Wrongly imprisoned, Donald Gates adjusts to freedom after 28 years
Saturday, January 9, 2010
KNOX COUNTY, TENN. -- It's a little after 3 a.m., and Donald Gates bolts upright from what he had hoped would be a normal night's sleep on his brother-in-law's sofa.
But the anxious thoughts racing through his mind won't allow him much rest. Don't sleep for long, he tells himself, or you'll wake up back in prison.
"It's like, man, that cage is still there," he says. "Just waiting."
It has been nearly a month since a D.C. Superior Court judge's legal assistant faxed a notice to a Tucson, Ariz., prison warden that vacated Gates's sentence and allowed him to walk free after 28 years behind bars. DNA tests on a tiny sample of evidence found at the District's medical examiner's office confirmed what Gates had been saying all along: He's innocent.
Now, Gates says, comes the hard part. He hasn't really had the time to be too happy about his release or bitter about his incarceration. His energy is too focused on the struggle to get back on his feet with no money, no job and a family he doesn't know very well anymore. The world has changed dramatically since 1982, when an FBI forensic analyst and a convicted felon-turned-informant both wrongly testified that Gates, then 30, raped and killed a Georgetown University student in Rock Creek Park on June 22, 1981.
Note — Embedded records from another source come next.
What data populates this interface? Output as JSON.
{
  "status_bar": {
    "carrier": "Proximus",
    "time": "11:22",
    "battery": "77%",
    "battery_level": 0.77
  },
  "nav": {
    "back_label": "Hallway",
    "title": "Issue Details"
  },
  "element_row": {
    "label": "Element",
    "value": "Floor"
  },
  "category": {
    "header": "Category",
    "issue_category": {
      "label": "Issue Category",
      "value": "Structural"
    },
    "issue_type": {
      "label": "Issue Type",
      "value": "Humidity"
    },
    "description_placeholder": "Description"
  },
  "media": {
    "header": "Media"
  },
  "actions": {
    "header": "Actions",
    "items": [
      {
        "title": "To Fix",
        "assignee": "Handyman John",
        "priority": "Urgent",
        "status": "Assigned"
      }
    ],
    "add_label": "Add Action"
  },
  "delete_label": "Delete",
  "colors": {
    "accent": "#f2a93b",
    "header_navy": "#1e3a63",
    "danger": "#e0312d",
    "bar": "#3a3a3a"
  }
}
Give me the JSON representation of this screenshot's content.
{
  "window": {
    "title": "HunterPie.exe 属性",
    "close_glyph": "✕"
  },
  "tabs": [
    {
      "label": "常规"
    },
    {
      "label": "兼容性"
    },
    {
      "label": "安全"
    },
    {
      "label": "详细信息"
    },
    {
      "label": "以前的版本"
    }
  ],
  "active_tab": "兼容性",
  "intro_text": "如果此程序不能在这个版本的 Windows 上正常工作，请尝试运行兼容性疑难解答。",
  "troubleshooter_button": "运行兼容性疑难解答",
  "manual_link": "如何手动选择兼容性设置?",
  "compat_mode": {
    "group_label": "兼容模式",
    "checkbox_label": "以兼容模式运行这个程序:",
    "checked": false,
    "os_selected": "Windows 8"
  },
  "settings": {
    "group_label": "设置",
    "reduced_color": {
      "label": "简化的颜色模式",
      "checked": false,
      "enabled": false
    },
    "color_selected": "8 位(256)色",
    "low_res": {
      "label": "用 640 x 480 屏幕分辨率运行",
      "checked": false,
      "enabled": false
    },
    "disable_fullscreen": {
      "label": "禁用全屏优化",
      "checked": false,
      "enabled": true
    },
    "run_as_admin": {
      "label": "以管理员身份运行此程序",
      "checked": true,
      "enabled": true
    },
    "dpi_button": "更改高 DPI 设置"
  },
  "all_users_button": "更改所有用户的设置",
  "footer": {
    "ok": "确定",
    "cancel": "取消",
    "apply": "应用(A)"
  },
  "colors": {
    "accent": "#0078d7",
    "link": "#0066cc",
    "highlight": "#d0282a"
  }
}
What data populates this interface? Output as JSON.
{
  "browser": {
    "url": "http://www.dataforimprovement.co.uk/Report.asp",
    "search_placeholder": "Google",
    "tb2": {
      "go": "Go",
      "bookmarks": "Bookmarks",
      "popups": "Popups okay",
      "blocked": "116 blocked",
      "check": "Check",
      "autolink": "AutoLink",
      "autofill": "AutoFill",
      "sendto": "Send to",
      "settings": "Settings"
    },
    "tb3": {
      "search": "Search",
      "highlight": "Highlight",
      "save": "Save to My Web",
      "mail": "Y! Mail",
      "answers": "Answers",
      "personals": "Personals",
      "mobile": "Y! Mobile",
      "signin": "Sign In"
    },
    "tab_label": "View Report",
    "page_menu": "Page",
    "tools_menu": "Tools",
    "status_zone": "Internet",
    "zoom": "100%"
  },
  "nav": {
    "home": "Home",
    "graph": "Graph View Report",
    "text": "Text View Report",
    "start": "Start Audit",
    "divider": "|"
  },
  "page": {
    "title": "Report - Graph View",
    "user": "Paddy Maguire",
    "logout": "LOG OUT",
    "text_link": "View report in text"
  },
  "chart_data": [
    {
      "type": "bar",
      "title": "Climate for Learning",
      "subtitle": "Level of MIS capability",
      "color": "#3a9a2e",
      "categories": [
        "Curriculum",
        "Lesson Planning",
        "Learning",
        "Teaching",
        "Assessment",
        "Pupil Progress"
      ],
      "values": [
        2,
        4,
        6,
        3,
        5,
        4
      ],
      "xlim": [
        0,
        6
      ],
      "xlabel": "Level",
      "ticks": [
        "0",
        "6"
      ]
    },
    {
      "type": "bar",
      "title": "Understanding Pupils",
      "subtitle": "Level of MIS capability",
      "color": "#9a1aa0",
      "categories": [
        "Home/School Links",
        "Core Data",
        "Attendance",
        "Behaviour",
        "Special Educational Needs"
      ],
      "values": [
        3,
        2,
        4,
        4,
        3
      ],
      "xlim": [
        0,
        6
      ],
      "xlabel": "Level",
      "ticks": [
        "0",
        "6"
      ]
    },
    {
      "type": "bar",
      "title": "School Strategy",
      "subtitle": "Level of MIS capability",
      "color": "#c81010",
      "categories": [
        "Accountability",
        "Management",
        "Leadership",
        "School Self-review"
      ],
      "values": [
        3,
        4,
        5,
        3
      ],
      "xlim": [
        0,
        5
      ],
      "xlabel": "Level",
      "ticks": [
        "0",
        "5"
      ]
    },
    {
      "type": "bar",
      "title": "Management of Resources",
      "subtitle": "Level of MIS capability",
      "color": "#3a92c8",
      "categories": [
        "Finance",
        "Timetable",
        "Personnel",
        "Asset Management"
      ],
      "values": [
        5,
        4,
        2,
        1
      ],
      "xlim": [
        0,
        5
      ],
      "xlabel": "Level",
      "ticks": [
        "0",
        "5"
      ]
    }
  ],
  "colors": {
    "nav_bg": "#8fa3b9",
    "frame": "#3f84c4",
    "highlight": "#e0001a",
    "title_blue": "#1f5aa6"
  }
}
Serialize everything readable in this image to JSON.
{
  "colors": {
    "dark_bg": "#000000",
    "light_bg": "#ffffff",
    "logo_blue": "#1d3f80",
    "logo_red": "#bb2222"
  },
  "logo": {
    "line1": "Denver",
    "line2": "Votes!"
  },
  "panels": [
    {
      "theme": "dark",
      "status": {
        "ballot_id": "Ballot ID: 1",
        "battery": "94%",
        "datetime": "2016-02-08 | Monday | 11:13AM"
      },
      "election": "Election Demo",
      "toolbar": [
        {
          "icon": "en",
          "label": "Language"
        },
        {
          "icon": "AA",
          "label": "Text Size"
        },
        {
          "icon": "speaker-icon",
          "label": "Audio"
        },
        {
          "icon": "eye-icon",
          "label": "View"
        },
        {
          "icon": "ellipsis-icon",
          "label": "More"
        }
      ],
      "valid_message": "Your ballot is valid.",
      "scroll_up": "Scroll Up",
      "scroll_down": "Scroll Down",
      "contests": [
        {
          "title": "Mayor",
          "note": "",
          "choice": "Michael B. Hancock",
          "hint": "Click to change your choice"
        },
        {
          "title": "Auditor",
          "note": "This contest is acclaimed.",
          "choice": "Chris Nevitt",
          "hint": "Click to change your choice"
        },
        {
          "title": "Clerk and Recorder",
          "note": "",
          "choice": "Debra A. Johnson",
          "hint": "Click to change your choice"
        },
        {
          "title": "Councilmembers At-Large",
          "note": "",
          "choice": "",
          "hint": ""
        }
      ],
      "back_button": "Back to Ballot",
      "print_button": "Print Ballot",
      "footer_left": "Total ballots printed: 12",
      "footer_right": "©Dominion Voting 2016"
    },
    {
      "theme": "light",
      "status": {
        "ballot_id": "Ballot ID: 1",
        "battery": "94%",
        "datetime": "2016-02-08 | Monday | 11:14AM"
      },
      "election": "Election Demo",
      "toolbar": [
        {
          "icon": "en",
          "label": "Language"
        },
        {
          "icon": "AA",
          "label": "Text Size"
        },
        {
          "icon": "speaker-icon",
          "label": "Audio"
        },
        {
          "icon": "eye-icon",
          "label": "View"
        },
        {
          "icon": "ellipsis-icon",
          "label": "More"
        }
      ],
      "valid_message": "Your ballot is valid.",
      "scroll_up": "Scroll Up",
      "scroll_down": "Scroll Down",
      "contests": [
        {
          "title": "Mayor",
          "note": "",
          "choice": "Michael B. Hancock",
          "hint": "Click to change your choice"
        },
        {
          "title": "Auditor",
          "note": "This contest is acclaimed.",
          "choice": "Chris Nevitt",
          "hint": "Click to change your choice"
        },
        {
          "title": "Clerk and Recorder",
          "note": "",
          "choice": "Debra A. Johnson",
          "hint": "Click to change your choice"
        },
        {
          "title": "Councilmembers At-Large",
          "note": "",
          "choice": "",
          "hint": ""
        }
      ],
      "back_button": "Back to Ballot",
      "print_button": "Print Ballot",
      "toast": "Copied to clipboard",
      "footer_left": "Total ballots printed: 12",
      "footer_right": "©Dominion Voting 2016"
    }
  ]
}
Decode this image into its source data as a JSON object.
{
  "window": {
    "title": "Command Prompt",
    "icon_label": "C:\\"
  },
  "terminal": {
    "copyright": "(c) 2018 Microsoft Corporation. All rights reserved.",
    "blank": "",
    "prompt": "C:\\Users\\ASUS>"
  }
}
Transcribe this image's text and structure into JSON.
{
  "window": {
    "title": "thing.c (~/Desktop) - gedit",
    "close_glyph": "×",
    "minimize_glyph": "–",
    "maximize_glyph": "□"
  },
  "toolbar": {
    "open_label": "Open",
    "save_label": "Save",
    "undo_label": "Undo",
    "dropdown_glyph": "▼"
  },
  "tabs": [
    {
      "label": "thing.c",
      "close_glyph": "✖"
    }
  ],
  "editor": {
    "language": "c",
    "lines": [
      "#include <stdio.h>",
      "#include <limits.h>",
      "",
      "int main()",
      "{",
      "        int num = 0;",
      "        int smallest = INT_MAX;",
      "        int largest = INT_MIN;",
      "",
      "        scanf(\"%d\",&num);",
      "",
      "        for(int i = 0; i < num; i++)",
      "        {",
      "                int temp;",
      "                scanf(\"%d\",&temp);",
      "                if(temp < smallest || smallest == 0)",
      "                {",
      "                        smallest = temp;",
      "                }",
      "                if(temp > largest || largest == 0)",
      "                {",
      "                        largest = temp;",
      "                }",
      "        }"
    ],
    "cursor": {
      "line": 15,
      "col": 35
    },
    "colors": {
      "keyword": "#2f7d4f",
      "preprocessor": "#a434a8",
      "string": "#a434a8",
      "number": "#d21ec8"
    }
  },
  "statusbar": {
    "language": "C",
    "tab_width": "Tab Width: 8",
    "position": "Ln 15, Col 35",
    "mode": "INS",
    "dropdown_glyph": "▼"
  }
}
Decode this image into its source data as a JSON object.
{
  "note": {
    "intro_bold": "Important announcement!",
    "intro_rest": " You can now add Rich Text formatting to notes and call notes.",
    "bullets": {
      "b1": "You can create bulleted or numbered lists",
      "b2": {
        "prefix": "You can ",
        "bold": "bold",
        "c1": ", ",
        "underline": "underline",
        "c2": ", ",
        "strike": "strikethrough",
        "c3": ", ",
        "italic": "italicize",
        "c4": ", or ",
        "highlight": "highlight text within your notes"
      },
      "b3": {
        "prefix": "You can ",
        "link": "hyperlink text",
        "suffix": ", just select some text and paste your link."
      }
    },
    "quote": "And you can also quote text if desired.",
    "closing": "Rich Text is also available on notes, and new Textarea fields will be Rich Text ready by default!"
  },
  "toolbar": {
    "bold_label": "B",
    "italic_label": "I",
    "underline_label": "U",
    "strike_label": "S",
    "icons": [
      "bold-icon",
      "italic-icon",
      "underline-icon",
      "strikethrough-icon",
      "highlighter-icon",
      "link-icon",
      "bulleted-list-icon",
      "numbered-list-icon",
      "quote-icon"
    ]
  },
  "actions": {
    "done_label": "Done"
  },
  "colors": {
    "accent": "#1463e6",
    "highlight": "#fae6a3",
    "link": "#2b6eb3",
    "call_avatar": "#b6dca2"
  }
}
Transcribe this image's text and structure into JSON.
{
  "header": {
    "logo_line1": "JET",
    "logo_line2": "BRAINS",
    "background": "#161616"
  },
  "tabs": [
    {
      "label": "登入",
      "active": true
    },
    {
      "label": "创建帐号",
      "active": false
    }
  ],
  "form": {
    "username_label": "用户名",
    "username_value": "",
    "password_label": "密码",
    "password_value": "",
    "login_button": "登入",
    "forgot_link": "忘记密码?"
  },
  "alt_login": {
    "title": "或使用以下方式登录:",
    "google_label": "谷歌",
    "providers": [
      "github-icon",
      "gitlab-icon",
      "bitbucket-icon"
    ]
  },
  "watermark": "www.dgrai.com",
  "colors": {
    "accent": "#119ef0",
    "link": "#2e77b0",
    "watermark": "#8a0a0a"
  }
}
For Gates, everything is smaller and more compact. Large computers and rotary phones have been replaced with handheld, push-button devices. Boxy Cadillacs and Buicks have been replaced with SUVs and compact cars. And those bulky, heavy television sets that were the biggest pieces of furniture in a room have morphed into sleeker models mounted on a wall.
"Things are very different now, and I have to get used to it. It's strange. But if feels so good. Man, it feels very good." With that, Gates fell against the back of his chair and let out a laugh that seemed to come from his toes.
At 58, Gates's belly laugh is one of the few signs of youth that remain. He walks slightly bent from the arthritis in his knees. His eyebrows are mixed with gray. He keeps his head clean-shaven now (his hair started falling out two years into his sentence). He has trouble seeing through his 1980s-style, prison-issued bifocals because the prescription is so old.
But the biggest adjustment is in his head. Locked away with murderers and hardened drug dealers, Gates learned to watch his back as inmates stabbed each other over a TV program or the last can of soda. And now, even in this slow Tennessee mountain town, it's hard for him to shed those survival instincts.
At a local restaurant, where the hostess greets diners with a smile and offers sweetened tea, Gates quickly looked over his shoulder anytime someone walked next to him or approached from behind. Whenever he walks into a room, his eyes scan each face, and he pinpoints the nearest exit.
"It's getting better," he said. "And I'm doing it less and less."
Mistakes were made
Gates wants to focus on today and tomorrow, he said. The first order of business is learning to drive again so he can get a license. He hopes to get off his brother-in-law's couch and into his own apartment. Then maybe he'll sell or manage real estate.